So I remove LPRng and install CUPS. However, as best I can tell, your CUPS RPM here doesn't support USB printers. Is this correct?

I'm one who uses Gnome most of the time... I'd love to try out KE 2.2.1, but ideally I'd like to do it with a minimum of pain. If I can get my printers working easily with CUPS, then great, otherwise, I'll wait for something which integrates better with RedHat 7.1.


by Benjamin Reed (not verified)

I think you should be able to --nodeps them and skip cups, but I can't guarantee it will work. I just tried removing cups and seeing if the print manager still comes up (and it does), but I don't have a printer here at home to test with. =)

If you really want to be sure, you can grab the .src.rpm and remove the cups references from the spec file and rebuild, but it looks like it should still work.

by Thorsten Schnebeck (not verified)

Try a stable release of gimpprint for cups

If your driver supports USB then CUPS/KDE support it, too



by Albert Schueller (not verified)

Installing rpms built by people you don't know is one of the biggest security threats for linux users. You should only install rpms from trusted sources, e.g. If Mr. Reed really wants to package KDE, he should convince the maintainers of to post them. There is safety in numbers, lots of people using the rpms means lots of people to figure out if they are trojan horses. I have very little doubt that Mr. Reed is an honest volunteer of his time, but this issue should be at the forefront of anyone's mind as s/he downloads and installs rpms.
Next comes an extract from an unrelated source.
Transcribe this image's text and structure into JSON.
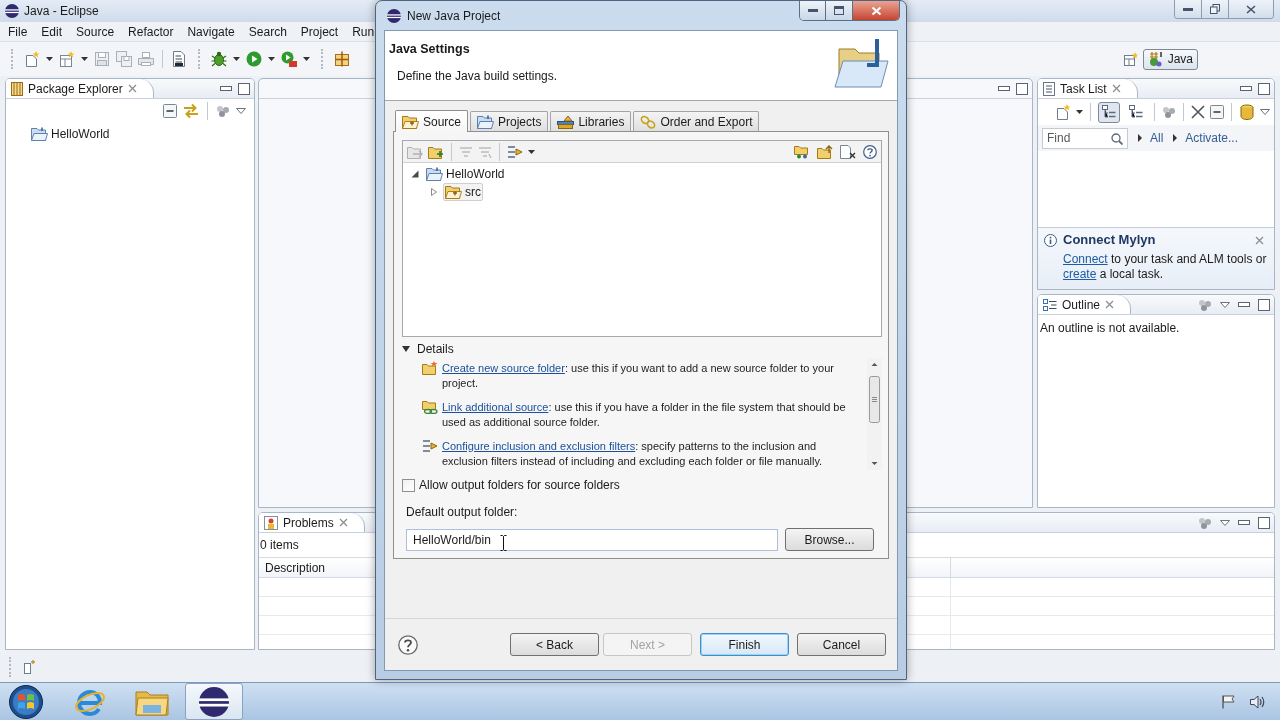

I also have very little doubt that there are rpms out there, even in trusted locations, that have trojans inside them.

by Mark (not verified)

i have no idea who the hell this guy is either, but what i've learned from reports of others is that his redhat RPM's actually work on a 7.1 system. (go ahead, try the official RPM's from redhat before coming crawling back to these RPM's). from the url on the site, it looks like he might be an employee of opennms (appears to be another free software company)
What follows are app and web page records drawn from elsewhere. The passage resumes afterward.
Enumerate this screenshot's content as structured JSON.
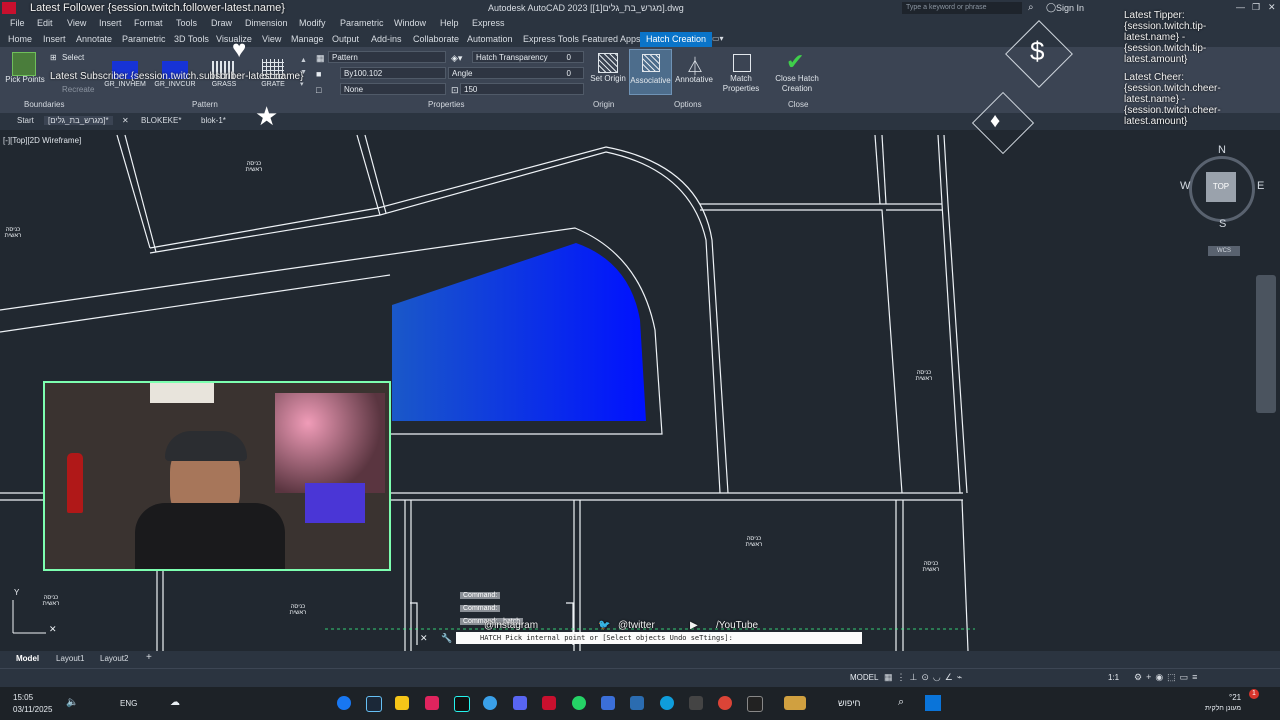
{
  "title_bar": {
    "app_title": "Autodesk AutoCAD 2023  [מגרש_בת_גלים[1]].dwg",
    "search_placeholder": "Type a keyword or phrase",
    "sign_in": "Sign In"
  },
  "menus": [
    "File",
    "Edit",
    "View",
    "Insert",
    "Format",
    "Tools",
    "Draw",
    "Dimension",
    "Modify",
    "Parametric",
    "Window",
    "Help",
    "Express"
  ],
  "ribbon_tabs": [
    "Home",
    "Insert",
    "Annotate",
    "Parametric",
    "3D Tools",
    "Visualize",
    "View",
    "Manage",
    "Output",
    "Add-ins",
    "Collaborate",
    "Automation",
    "Express Tools",
    "Featured Apps",
    "Hatch Creation"
  ],
  "ribbon": {
    "pick_points": "Pick Points",
    "select": "Select",
    "recreate": "Recreate",
    "boundaries": "Boundaries",
    "pattern_panel": "Pattern",
    "patterns": [
      "GR_INVHEM",
      "GR_INVCUR",
      "GRASS",
      "GRATE"
    ],
    "pattern_type": "Pattern",
    "color_value": "By100.102",
    "background": "None",
    "hatch_transparency_label": "Hatch Transparency",
    "hatch_transparency_value": "0",
    "angle_label": "Angle",
    "angle_value": "0",
    "scale_value": "150",
    "properties_panel": "Properties",
    "set_origin": "Set Origin",
    "origin_panel": "Origin",
    "associative": "Associative",
    "annotative": "Annotative",
    "match_properties": "Match Properties",
    "options_panel": "Options",
    "close_hatch": "Close Hatch Creation",
    "close_panel": "Close"
  },
  "doc_tabs": [
    "Start",
    "[מגרש_בת_גלים]*",
    "BLOKEKE*",
    "blok-1*"
  ],
  "viewport_label": "[-][Top][2D Wireframe]",
  "viewcube": {
    "n": "N",
    "s": "S",
    "e": "E",
    "w": "W",
    "top": "TOP",
    "wcs": "WCS"
  },
  "drawing_labels": [
    "כניסה ראשית",
    "כניסה ראשית",
    "כניסה ראשית",
    "כניסה ראשית",
    "כניסה ראשית",
    "כניסה ראשית",
    "כניסה ראשית"
  ],
  "command_history": [
    "Command:",
    "Command:",
    "Command: _hatch"
  ],
  "command_prompt": "HATCH Pick internal point or [Select objects Undo seTtings]:",
  "layout_tabs": [
    "Model",
    "Layout1",
    "Layout2"
  ],
  "status": {
    "model": "MODEL",
    "scale": "1:1"
  },
  "taskbar": {
    "time": "15:05",
    "date": "03/11/2025",
    "lang": "ENG",
    "search": "חיפוש",
    "weather_temp": "°21",
    "weather_desc": "מעונן חלקית"
  },
  "stream_overlay": {
    "latest_follower": "Latest Follower {session.twitch.follower-latest.name}",
    "latest_subscriber": "Latest Subscriber {session.twitch.subscriber-latest.name}",
    "latest_tipper": "Latest Tipper: {session.twitch.tip-latest.name} - {session.twitch.tip-latest.amount}",
    "latest_cheer": "Latest Cheer: {session.twitch.cheer-latest.name} - {session.twitch.cheer-latest.amount}",
    "instagram": "@instagram",
    "twitter": "@twitter",
    "youtube": "/YouTube"
  },
  "colors": {
    "accent": "#0a74c9",
    "hatch_start": "#1a58c8",
    "hatch_end": "#0011ff",
    "overlay_green": "#3cff8a"
  }
}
there's obviously lots of people using these RPM's as ben mentioned his ftp server was getting hammered. in a nutshell, this is a trusted source.

by Ranger Rick (not verified)

Still doesn't mean I'm a trusted source, but I thank you for the vote of confidence. =)

by Anonymous Coward (not verified)

Who IS Ranger Rick?

by William Brainard (not verified)

Benjamin Reed was a worker for Anheiser Busch in 1892 in Jacksonville, Florida.
He killed a white worker for A.B. in an altercation on the 4th of July, gave himself up to the authorities, and was placed in the city jail. Word spread that there might be a lynching, so hundreds of armed blacks surrounded the jail and prevented any whites other than the authorities from passing. The state militia was called in and a gatling gun was placed in front of the jail. For a week troops maintained order until things calmed down. Later Reed was tried and convicted of manslaughter, served less than 5 years, returned to Jacksonville, got a job, and lived out the rest of his life in the city without incident.

by Ranger Rick (a.... (not verified)

Heh, wrong Benjamin Reed. :)

by W. Craig Trader (not verified)

Well, Ben Reed is personally known to me -- he's the head RPM guru for OpenNMS, and in general a really responsible guy. I'd install his binaries without worrying. Of course, that begs the question -- who am I? You can look me up at ... or just do a Google search for me and see what you turn up.

If you're still concerned, you can always download the source RPMs, check the spec files and build them yourself -- I do that for a lot of packages.

by Biswapesh (not verified)

Hi Ben

Thanks for the RPMs - I spent hours doing rpm --rebuild on Bero's SRPMS, unfortunately, too many dependencies and takes too much time.

Question: Are the RPMs objprelinked ? Apparantly, it makes a big difference to startup speeds (I have objprelink installed though I guess that wouldn't make much difference).

- Biswa.

by Anonymous Coward (not verified)

I have tried the rpms, and am stalled at installing kdelibs. I have resolved all buy libxstl and libxml2, of which I don't seem to find RPMs from RedHat. Would anyone know where I can find the appropriate RPMs for the above two dependancies? Thanks in advance